**Given data**
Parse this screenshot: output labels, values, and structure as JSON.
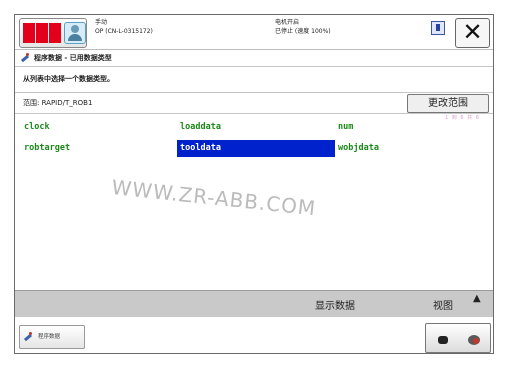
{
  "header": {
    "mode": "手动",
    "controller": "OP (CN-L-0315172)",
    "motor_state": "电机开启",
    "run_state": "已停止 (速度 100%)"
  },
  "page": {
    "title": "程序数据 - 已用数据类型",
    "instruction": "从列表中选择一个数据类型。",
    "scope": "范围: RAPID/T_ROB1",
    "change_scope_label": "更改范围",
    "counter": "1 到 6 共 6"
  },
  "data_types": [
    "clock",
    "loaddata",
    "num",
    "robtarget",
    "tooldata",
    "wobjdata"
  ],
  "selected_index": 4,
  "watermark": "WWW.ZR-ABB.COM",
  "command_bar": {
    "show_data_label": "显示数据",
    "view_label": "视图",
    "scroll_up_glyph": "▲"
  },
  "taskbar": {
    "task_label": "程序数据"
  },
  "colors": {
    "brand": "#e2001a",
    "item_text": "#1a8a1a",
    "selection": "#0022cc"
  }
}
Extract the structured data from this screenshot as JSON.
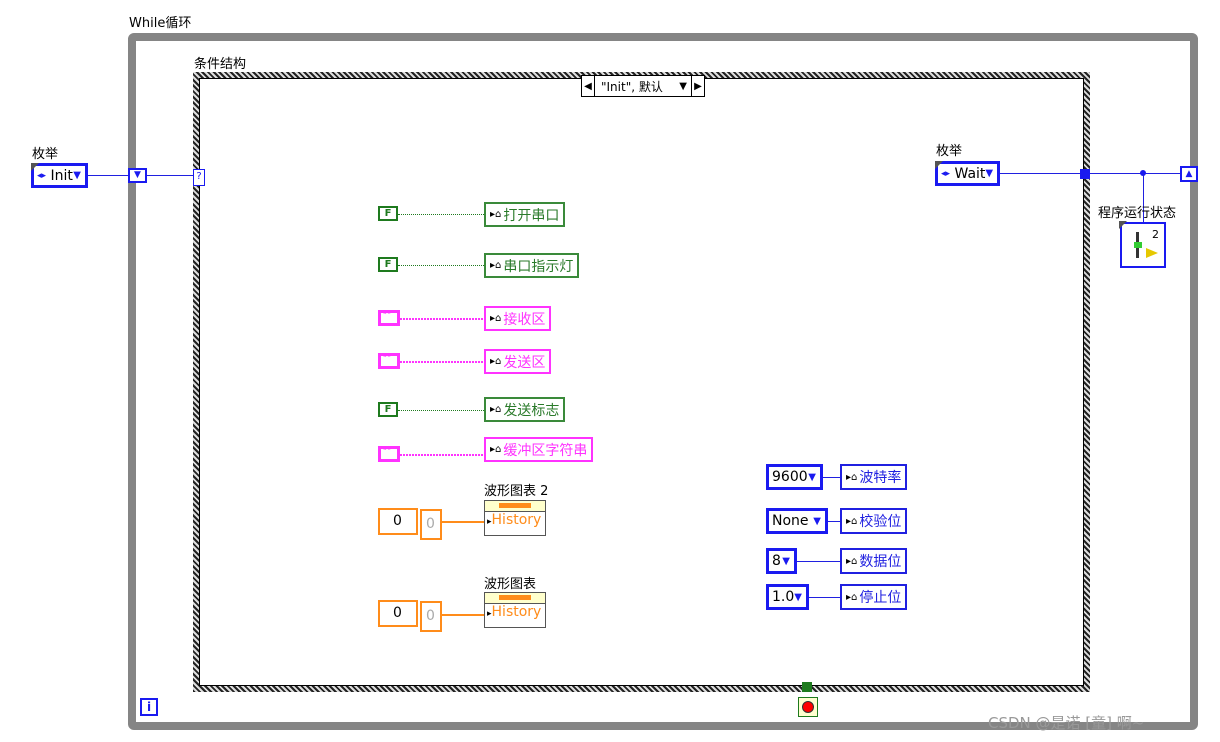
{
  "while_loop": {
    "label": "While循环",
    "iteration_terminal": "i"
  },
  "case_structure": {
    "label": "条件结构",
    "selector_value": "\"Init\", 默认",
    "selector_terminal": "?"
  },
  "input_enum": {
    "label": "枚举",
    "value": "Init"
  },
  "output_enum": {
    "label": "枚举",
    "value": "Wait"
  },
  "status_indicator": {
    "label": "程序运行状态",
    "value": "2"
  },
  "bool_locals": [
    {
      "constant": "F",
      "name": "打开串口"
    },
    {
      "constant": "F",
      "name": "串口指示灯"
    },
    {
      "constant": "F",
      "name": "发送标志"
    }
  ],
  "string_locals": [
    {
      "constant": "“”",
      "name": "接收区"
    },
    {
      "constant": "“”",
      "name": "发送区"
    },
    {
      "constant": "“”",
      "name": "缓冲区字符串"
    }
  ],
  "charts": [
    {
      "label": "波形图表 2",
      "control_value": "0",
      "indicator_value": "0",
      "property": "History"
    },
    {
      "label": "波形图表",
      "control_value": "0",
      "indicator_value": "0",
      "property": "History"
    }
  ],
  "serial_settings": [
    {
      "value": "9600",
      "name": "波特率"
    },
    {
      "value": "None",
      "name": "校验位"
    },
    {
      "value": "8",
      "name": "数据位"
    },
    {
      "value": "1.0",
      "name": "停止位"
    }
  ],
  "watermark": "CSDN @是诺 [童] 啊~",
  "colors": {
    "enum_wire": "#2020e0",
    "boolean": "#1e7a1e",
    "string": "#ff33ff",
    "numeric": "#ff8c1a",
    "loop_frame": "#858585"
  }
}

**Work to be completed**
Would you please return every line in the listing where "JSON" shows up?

**Problem solution**
Parse this screenshot: output labels, values, and structure as JSON.
Extract the structured data from this screenshot as JSON.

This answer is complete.